A slashed IPO price and sluggish trading. But nothing dampens the spirit of NYSE Euronext when an IPO comes to town, especially one with the brand oomph of Manchester United, the world’s most famous football club and now its most valuable sports team.
United priced last night at $14, below the expected range of $16 to $20, raising $234 mn and valuing it at $2.3 billion. The stock opened at a disappointing $14.05 and barely budged all day, closing back at $14.
Despite soccer’s low profile in the US, there were enough fans on Wall Street this morning to stage a party for MANU (its new ticker symbol). Giant soccer ball balloons, ball handling displays and a lot of red and gold decorated the outside of the exchange. Inside there was astroturf on the famed floor.
United chose Getco Securities as its designated market maker, perhaps because Donny Civitanova, a big United fan and the trader who would handle the stock, vowed he knew the team better than management, backing up his claim with a photo of Getco employees wearing his collection of past United shirts.
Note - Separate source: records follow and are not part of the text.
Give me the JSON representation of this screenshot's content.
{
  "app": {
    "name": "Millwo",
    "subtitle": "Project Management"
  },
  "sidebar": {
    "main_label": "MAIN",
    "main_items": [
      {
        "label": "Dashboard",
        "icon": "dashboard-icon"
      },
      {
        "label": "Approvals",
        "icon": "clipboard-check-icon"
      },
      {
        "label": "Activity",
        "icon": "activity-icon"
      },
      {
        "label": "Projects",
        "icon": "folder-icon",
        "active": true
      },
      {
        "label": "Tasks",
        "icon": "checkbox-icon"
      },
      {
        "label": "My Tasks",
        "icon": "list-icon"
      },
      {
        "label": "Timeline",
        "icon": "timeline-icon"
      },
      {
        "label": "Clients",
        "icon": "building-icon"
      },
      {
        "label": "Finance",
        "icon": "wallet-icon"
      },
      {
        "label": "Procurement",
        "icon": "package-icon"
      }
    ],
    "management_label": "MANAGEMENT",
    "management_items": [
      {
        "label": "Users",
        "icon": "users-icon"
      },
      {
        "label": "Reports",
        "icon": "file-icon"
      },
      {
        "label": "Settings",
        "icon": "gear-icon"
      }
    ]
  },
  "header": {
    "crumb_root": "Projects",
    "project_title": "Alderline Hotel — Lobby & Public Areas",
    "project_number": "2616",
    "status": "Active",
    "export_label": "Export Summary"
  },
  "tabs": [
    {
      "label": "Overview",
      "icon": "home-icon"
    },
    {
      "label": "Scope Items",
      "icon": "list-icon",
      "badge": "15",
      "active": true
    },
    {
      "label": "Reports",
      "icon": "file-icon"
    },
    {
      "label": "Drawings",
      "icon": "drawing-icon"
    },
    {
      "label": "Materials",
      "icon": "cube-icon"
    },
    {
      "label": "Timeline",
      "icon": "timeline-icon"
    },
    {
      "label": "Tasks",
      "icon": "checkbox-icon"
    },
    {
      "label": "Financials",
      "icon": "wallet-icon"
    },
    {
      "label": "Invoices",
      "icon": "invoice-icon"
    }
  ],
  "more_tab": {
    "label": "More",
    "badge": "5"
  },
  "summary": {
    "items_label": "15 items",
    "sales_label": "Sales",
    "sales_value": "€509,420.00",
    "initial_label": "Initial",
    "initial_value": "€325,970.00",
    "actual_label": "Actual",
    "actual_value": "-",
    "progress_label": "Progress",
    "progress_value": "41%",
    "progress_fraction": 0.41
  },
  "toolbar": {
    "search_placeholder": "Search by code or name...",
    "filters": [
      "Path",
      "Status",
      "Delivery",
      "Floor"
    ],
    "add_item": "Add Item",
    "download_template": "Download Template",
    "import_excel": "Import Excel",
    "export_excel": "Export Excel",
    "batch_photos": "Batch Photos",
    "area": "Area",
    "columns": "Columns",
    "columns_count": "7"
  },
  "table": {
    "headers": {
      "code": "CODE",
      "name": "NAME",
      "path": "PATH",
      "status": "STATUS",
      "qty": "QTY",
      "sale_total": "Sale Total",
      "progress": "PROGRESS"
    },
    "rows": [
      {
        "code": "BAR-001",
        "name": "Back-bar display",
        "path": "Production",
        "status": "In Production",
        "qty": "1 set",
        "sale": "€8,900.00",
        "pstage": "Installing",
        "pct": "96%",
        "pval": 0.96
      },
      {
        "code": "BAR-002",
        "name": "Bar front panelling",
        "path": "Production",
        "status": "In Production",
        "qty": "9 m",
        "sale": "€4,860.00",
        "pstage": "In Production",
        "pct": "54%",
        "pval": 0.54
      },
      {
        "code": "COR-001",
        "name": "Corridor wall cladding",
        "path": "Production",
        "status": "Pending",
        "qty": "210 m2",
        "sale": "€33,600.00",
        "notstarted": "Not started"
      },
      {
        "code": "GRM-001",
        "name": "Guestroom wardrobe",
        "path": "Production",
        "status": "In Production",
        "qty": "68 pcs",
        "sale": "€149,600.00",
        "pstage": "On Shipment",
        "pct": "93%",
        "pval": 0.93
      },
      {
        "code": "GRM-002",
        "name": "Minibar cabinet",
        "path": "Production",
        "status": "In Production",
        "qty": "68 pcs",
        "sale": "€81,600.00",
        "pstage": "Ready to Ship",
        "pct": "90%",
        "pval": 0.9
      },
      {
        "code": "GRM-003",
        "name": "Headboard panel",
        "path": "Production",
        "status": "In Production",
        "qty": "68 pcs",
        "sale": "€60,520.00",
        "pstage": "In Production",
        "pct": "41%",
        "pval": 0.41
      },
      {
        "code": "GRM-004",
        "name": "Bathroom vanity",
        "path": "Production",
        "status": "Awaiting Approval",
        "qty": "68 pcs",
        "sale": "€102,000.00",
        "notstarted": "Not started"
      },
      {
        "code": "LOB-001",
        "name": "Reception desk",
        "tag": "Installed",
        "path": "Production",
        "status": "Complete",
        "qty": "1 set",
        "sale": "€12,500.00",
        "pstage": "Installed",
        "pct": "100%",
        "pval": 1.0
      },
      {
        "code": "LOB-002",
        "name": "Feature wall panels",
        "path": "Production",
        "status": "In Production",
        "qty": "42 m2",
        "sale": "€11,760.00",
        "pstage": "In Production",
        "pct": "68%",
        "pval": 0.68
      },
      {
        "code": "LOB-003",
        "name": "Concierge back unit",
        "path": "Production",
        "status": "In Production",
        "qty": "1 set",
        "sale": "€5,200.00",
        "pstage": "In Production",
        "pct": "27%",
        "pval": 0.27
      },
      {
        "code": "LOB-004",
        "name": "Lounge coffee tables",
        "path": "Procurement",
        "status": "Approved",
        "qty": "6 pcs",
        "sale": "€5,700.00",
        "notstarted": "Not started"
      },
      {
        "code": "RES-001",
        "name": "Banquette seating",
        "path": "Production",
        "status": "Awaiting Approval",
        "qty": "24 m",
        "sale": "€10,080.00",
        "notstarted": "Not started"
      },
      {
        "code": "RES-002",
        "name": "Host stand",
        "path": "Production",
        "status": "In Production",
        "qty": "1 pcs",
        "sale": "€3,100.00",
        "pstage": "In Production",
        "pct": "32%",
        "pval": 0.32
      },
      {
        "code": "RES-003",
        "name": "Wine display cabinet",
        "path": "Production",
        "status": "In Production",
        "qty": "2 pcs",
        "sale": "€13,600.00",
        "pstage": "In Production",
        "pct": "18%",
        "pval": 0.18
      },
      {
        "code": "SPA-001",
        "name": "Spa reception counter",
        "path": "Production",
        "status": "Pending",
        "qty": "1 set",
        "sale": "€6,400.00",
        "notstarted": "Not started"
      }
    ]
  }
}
Civitanova drew cheers when he arrived today on the NYSE floor in the current United strip, shorts and soccer cleats. Frank DeGarcia, governor at the NYSE, doubled over laughing and declared it a first for the exchange.
Many other traders, exchange officials and guests also sported United shirts. Even NYSE CEO Duncan Niederauer had one with his name on the back.
Skepticism had dogged the IPO. Analysts and fans griped about the debt load piled on by the Glazer family, which took United private in 2005 for around $1.5 bn. The Glazers are pocketing half the IPO proceeds with the other half going to the club.
Listing on the NYSE may seem unusual for a European football club considering soccer’s minimal appeal in the US (the US women’s Olympic team’s gold medal yesterday notwithstanding).
United was able to take advantage of the new JOBS Act, which allows a confidential SEC review before issuing a prospectus, and listing in the US allowed the Glazers to retain control of the company through a dual-class voting structure.
All that debt and doubt combined with gloom in the US IPO market since the Facebook debacle were reflected in United’s cut-rate pricing and subsequent stock performance. Still, the fact that the offering took place was impressive, as was the opening kick-off.